• **WHAT IS REQUIRED**: Please reproduce the data in full, exactly as it stands.

• **STORED DATA**:
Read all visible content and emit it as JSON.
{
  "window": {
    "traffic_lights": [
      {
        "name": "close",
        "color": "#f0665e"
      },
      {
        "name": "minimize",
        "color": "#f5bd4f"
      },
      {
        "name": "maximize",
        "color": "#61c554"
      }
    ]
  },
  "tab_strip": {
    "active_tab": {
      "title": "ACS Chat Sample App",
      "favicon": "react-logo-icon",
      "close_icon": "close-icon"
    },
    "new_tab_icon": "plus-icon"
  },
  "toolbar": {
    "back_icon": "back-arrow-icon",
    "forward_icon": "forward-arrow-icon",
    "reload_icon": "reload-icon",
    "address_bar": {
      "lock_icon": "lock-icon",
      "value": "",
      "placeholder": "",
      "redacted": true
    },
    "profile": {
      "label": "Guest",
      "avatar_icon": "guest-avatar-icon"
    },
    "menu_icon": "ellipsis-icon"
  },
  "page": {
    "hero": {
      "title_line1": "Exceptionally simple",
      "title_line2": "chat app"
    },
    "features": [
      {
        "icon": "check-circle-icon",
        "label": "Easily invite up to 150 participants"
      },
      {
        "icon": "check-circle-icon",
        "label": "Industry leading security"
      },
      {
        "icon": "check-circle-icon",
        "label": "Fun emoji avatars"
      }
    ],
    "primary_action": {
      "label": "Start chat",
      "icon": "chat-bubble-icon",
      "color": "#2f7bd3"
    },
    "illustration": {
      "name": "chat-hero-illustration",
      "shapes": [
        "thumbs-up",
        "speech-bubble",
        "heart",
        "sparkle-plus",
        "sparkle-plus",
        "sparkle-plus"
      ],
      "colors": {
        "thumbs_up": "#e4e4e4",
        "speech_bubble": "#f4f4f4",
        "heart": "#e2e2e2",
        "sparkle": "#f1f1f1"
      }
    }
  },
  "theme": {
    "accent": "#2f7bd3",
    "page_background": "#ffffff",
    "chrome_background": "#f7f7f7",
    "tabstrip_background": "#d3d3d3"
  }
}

• **PROBLEM SOLUTION**:
Read all visible content and emit it as JSON.
{
  "window": {
    "traffic_lights": [
      {
        "name": "close",
        "color": "#f0665e"
      },
      {
        "name": "minimize",
        "color": "#f5bd4f"
      },
      {
        "name": "maximize",
        "color": "#61c554"
      }
    ]
  },
  "tab_strip": {
    "active_tab": {
      "title": "ACS Chat Sample App",
      "favicon": "react-logo-icon",
      "close_icon": "close-icon"
    },
    "new_tab_icon": "plus-icon"
  },
  "toolbar": {
    "back_icon": "back-arrow-icon",
    "forward_icon": "forward-arrow-icon",
    "reload_icon": "reload-icon",
    "address_bar": {
      "lock_icon": "lock-icon",
      "value": "",
      "placeholder": "",
      "redacted": true
    },
    "profile": {
      "label": "Guest",
      "avatar_icon": "guest-avatar-icon"
    },
    "menu_icon": "ellipsis-icon"
  },
  "page": {
    "hero": {
      "title_line1": "Exceptionally simple",
      "title_line2": "chat app"
    },
    "features": [
      {
        "icon": "check-circle-icon",
        "label": "Easily invite up to 150 participants"
      },
      {
        "icon": "check-circle-icon",
        "label": "Industry leading security"
      },
      {
        "icon": "check-circle-icon",
        "label": "Fun emoji avatars"
      }
    ],
    "primary_action": {
      "label": "Start chat",
      "icon": "chat-bubble-icon",
      "color": "#2f7bd3"
    },
    "illustration": {
      "name": "chat-hero-illustration",
      "shapes": [
        "thumbs-up",
        "speech-bubble",
        "heart",
        "sparkle-plus",
        "sparkle-plus",
        "sparkle-plus"
      ],
      "colors": {
        "thumbs_up": "#e4e4e4",
        "speech_bubble": "#f4f4f4",
        "heart": "#e2e2e2",
        "sparkle": "#f1f1f1"
      }
    }
  },
  "theme": {
    "accent": "#2f7bd3",
    "page_background": "#ffffff",
    "chrome_background": "#f7f7f7",
    "tabstrip_background": "#d3d3d3"
  }
}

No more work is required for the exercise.